LONDON- Cardinal Joseph Zen Ze-kiun, the Catholic Bishop of Hong Kong surprised listeners Friday when he conveyed an optimistic outlook on relations between the state-sanctioned church and the underground church in China.
Cardinal Zen, the voice of the suffering Church in China, was due to speak at Westminster Abbey, London, as invited by the Aid to the Church in Need. The occasion saw the launch of a new ACN book, "Persecuted and Forgotten? A Report on Christians Oppressed for their Faith 2005/6". Cardinal Zen gave a speech entitled "The Church in China Today".
Catholic Patriotic Association (CCPA), which remains under the control of the Chinese government, and the Underground Church, which remains loyal to the Holy See, have been at odds with one another since the takeover of the Chinese Communist Party in 1949.
Yet, the Cardinal said, "The Church in China is fundamentally one.
They’re separate... but just in front of the policies of the government."
Relations between the CCPA and the Vatican soured earlier this year following the ordination of two bishops without the approval of the Holy See.
But although Cardinal Zen disapproved of the ordinations, he also pointed out that the two bishops in question had asked for the Holy See’s approval and went on to highlight the fact that 85 per cent of the bishops in the Catholic Church in China have been legitimised by the Holy See.
"In 50 years they’ve made big progress," he said.
Any genuine attempts by the CCPA and the Underground Church to become one outwardly have also been made difficult because any steps towards one another have "always under the eyes of the government," said Cardinal Zen. "So it’s artificial," he said of the relationship. "Any movement is in the heart of the people."
Cardinal Zen said that the Chinese government continues to create difficulties for Catholics in the country as he painted the picture of a state government with an iron fist grip around the Catholic Church in China.
"In the official church you may see many signs of progress; more and more churches being restored, opened for worship, more children being baptized...but fundamentally nothing changed," said Bishop Zen, who was installed in March 2006 as a sign of the Pope’s high regard for the prelate’s unwaveringly fierce loyalty to Rome in often difficult circumstances.
Cardinal Zen said that although the common believers in China may see more progress, the situation at the top of the Church remains "very bad" but said that the Roman Catholic Church was "using all opportunity to meet with the other side".
"Hong Kong is in the best position to advise the Holy See to the way to normalisation,” said the cardinal, a vehement defender of China’s 15 million Catholics who has the freedom to be such owing to the semi-independence of Hong Kong from mainland China.
He remained optimistic that the Catholic Church in China could one day gain independence from the Chinese government, placing his hope in the young generation and their growing wanderlust to the wider world.
"We are unrepentant optimists," he told Christian Today. "Our hope is that the young generation of communists who have travelled abroad can learn more in that system.

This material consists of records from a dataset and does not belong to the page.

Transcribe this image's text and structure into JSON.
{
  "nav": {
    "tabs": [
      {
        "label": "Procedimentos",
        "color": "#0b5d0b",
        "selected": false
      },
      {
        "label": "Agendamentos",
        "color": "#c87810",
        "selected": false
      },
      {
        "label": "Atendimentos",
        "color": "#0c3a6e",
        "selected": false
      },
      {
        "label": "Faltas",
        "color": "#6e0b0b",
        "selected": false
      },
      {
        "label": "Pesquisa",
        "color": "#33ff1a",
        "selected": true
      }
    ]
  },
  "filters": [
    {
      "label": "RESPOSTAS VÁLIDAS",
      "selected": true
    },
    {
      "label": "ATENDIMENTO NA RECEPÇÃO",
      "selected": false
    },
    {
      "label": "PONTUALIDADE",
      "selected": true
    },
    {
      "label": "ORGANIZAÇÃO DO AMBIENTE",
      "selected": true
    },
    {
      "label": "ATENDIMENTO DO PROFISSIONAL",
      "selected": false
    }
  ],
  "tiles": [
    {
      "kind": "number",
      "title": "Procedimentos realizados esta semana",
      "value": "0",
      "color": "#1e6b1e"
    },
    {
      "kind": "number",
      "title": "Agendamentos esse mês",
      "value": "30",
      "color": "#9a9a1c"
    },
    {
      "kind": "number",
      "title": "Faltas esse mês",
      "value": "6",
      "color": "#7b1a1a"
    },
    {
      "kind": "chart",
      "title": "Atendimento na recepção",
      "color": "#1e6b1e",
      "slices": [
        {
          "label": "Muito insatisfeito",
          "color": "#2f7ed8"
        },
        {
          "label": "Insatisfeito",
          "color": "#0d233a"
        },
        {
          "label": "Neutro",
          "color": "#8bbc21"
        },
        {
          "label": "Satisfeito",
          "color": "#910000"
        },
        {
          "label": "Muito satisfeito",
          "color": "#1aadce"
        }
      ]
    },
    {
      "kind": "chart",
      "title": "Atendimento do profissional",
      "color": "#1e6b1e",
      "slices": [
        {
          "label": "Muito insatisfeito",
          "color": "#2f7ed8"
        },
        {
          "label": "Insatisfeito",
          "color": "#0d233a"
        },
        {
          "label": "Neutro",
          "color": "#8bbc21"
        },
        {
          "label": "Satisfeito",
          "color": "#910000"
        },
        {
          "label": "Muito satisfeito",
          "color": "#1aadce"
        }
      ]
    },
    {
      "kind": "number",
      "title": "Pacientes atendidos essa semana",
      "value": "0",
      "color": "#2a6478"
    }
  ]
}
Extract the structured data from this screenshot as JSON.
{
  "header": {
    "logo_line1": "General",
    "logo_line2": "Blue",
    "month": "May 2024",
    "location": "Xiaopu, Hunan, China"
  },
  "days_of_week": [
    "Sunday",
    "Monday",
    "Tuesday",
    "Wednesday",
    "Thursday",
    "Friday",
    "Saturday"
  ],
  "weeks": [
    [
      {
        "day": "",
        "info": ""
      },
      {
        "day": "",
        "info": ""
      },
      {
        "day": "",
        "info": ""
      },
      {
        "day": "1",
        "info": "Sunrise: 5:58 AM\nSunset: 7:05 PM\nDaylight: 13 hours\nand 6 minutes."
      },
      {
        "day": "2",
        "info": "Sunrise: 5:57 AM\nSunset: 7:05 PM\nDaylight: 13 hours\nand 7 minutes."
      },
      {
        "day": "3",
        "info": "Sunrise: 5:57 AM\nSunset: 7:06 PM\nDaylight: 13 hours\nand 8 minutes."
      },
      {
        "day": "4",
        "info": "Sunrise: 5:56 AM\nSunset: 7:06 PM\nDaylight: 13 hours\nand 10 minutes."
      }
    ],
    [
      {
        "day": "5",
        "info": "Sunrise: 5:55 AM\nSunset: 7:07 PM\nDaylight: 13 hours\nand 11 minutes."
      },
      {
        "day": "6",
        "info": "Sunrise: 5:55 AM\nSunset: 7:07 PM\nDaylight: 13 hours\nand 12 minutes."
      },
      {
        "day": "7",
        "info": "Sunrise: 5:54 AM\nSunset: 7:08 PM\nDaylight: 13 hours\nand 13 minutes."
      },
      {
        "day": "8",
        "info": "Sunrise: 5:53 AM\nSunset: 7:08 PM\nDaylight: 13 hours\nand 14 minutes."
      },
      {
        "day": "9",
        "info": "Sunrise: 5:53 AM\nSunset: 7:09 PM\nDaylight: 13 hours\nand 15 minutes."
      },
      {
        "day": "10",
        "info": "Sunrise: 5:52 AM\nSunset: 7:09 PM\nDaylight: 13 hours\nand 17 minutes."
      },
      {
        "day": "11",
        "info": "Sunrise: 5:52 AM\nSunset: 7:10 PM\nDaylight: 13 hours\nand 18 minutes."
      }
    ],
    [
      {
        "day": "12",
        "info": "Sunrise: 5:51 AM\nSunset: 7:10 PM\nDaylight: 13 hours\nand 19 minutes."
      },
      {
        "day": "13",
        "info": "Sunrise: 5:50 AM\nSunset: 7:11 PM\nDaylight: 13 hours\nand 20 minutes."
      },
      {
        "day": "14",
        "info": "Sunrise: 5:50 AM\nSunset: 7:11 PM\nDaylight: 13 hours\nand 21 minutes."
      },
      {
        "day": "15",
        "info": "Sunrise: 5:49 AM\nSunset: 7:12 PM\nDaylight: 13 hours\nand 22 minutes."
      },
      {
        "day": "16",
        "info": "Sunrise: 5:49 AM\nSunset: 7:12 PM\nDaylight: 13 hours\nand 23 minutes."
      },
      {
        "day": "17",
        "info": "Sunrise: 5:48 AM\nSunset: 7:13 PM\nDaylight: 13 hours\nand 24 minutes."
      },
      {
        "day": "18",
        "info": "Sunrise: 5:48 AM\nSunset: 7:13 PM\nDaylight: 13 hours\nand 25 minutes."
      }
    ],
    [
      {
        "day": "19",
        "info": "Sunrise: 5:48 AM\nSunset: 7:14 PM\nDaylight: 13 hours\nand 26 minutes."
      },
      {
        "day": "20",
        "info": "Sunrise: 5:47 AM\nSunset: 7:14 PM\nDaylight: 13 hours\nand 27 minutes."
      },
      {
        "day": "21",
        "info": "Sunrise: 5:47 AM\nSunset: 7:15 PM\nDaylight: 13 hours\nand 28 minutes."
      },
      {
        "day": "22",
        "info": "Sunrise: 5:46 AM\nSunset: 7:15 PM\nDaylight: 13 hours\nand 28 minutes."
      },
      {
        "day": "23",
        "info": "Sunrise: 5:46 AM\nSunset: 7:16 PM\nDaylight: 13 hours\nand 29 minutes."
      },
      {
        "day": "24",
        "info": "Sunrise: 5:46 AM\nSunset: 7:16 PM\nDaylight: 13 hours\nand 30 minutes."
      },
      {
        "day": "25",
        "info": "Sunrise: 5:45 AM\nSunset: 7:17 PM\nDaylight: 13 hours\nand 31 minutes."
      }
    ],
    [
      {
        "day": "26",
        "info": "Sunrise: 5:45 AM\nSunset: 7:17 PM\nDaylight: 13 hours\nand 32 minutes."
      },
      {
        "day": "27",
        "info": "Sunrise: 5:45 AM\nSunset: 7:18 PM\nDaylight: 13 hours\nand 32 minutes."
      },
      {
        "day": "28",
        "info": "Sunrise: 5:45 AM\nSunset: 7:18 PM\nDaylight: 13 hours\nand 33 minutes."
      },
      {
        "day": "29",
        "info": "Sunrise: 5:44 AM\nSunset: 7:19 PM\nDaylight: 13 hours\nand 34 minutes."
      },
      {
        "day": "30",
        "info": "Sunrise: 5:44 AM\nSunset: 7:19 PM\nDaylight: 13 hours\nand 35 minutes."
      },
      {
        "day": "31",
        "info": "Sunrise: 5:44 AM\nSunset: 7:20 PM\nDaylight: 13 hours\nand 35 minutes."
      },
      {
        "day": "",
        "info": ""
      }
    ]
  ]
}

Maybe today they cannot show their change in mind but when they come to power we can see a change in the situation."
This may need a "longer process", he admitted.
"If they [the Chinese government] allowed Catholics to be Catholics then there would be no more Patriotic Church."
He added: "What we need is a concerted, united standing of all the western governments."
[Editor’s Note: Maria Mackay reported from London for this article and Eunice Or from San Francisco.]